To achieve very high reliability, redundancy or scalability, surgemail can be configured using a combination of several clustering architectures. Each clustering architecture has its own advantages and tradeoffs which you must consider in relation to your business need. The clustering architectures include:
Using surgemail mirrorring you can setup two servers to be continually updated "live replicates of each other" allowing you to send mail in to either system and read mail back from either server. In this configuration there is no single point of failure and if there is a major hardware problem on either server, you can failover to the second server with no interruption of service. Also, if one system goes down for maintenance, it will auto-resynch when it comes back online.
Mirrorring is the simplest and most cost effective way of getting a system with high reliablility and high redundancy. This is particularly useful if your mail load "can easily" be handled on a single server.

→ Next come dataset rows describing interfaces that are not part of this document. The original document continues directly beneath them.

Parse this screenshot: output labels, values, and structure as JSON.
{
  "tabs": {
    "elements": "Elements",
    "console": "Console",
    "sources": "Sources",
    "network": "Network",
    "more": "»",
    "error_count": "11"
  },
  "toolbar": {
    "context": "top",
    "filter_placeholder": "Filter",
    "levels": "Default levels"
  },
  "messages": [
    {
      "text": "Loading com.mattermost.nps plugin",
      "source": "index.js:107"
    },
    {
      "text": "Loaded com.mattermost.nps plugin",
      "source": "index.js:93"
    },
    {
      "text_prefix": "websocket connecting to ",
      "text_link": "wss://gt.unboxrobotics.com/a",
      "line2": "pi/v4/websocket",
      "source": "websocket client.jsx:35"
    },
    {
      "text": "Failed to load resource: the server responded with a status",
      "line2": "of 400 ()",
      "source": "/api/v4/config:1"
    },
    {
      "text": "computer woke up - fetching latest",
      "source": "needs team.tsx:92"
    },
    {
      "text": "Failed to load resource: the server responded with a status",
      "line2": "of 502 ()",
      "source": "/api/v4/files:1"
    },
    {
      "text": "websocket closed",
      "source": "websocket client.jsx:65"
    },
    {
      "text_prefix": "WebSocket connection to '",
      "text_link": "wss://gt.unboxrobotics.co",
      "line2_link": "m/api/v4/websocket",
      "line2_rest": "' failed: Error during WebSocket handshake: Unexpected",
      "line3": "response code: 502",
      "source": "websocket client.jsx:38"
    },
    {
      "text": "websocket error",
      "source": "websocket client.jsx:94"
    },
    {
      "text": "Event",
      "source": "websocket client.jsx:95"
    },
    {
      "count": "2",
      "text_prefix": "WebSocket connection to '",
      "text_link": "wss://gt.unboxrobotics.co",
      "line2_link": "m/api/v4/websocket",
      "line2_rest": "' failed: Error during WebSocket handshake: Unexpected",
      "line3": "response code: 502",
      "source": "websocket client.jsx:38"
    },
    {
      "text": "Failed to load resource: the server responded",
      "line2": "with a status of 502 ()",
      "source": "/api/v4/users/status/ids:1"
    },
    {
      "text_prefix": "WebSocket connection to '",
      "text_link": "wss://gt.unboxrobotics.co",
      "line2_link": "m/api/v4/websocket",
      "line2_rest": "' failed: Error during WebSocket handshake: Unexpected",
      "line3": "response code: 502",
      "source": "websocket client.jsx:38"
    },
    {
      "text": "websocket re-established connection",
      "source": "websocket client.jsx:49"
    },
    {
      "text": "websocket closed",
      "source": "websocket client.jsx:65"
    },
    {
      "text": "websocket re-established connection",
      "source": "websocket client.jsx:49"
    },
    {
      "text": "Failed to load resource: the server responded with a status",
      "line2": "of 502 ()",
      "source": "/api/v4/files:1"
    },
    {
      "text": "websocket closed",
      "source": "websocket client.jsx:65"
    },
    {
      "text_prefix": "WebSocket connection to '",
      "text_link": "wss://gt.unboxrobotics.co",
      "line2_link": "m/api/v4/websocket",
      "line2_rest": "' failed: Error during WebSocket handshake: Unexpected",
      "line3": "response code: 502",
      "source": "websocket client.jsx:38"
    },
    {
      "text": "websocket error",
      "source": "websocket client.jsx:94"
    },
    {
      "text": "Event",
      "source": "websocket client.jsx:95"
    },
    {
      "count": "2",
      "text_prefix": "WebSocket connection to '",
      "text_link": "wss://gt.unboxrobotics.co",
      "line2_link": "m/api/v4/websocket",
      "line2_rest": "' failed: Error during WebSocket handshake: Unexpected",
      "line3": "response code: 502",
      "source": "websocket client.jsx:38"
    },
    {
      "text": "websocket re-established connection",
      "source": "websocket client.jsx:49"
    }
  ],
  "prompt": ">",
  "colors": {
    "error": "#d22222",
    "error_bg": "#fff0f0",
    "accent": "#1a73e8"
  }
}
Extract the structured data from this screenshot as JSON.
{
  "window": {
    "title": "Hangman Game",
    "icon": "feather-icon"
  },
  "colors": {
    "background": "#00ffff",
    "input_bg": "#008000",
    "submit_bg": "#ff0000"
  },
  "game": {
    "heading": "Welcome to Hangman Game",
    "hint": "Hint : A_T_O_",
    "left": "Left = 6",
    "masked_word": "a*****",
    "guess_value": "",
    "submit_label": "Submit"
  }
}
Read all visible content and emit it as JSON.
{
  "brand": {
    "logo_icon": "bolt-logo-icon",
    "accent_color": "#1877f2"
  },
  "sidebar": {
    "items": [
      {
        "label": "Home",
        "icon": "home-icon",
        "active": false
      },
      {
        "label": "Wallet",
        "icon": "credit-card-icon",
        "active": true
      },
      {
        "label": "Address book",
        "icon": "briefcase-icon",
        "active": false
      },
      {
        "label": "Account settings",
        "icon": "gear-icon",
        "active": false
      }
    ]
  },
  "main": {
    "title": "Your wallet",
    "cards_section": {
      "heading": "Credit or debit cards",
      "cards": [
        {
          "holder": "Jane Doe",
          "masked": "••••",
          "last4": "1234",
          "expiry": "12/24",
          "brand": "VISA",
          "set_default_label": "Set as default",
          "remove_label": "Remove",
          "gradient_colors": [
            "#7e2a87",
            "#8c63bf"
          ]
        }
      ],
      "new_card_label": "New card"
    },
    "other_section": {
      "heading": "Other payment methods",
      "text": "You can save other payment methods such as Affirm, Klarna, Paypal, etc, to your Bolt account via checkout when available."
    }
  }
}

This failover can be done a variety of ways, but the recommended ways is either to use router based failover or manually switched using an extra floating IP address that is allocated to the primary server.
For more information on configuring mirrorring see Mirrorring FAQ and Configuration examples help page.
Surgemail can be functionally split across several servers. The main reason to use this is if your mail load is too large for one server (eg 40000 user+) and / or you have a particularly heavy spam loading or webmail client loading.
You can pick and match what you want to support on each server, but typically you would setup say 2 front end systems for spam and virus filtering. A single mail system to handle storage of local mail including access to this using POP and IMAP. And one or more webmai systems which handle the webmail load and talk to the primary mail server when necessary using IMAP.
This is the most efficient way to implement a high reliabilty system with a high level of scalability. Dependant on your user needs this allows you to host up to 100,000 users on your primary mail server..
For detailed configuration information see configuring functionally split cluster help page
Surgemail can be configured in a more traditional shared storage cluster configuration using an NFS (or other) shared storage device for providing standard mail services.
In this configuration you have several servers all running surgemail handling all mail services storing users mail using the same central storage. The incoming connection load is shared between all servers using an appropriate technique. This is typically a hardware based load balancing router.
This configuration has the advantage that it is truely symmetric and you can easily add in one or more servers if required. However the shared storage cluster configuration has two significant disadvantages:
1) Less efficient - Several, normally in memory optimisations (in particular quota handling and file locking) needs to be done on disk, increasing the disk IO load.
2) Some of surgemail advanced features are not fully functional (eg surgeplus calendaring)
For detailed configuration information see configuring shared storage cluster help page.
Proxy mode allows a domain to be split across several physical servers. This systems allows both infinite scaling, and 3 layer security. Incoming POP/SMTP connections arrive at one of several front end 'proxy' servers (running SurgeMail in proxy mode) these servers then lookup the user in the networked user database (via LDAP or our own TCPAuth module) and along with the normal response an extra response code of 'tohost=backend.host.name' is returned, the proxy then redirects the user to the appropriate back end system.
So you might run 4 back end systems, each with 100,000 users, and 2 front end systems. To add more users you just add as many front end and back end servers as needed to cope with the load.
Each user is only on one of the back end systems, the only piece in the system that has to handle all the users is the user database, which is a relatively trivial task as the quantity of data per entry is so small. We recommend the use of NWAuth or LDAPAuth but any of the database back end authent modules would be suitable.
For detailed configuration information see configuring proxy mode cluster help page.
In the tree layer model, proxy mode is used to split the system in to three tiers (separated by a firewall), each with a different security level. The top layer of servers exposes webmail directly via http. The middle tier exposes POP / IMAP via proxy systems and the backend systems are not directly exposed to the network at all.
In particular some telcos require this structure to their mail system.
As already noted a combination of the above can also be used. Typical examples that you might use:
By themselves the clustering techniques compare as follows:
|Mirror||Functionally split||Shared Storage||Domain split (proxy)|
|Provides processing redundancy||Some||Yes||Yes||No (but can be added by splitting to functionally split or shared storage clusters)|
|Provides data redundancy||Yes||No (but can be added using mirrorring)||No (but can be added using mirrorring)||No (but can be added using mirrorring)|
|Provides load sharing||Some||Yes||Yes||Yes|
|Provides for incremental upgrades||Some||Some||Yes||Some|
|Use of basic mail features|
|Use of advanced features:|
* Some special conditions apply. eg functionality may need to be setup on only one particular system in the cluster or not all of the advanced functionality may be available.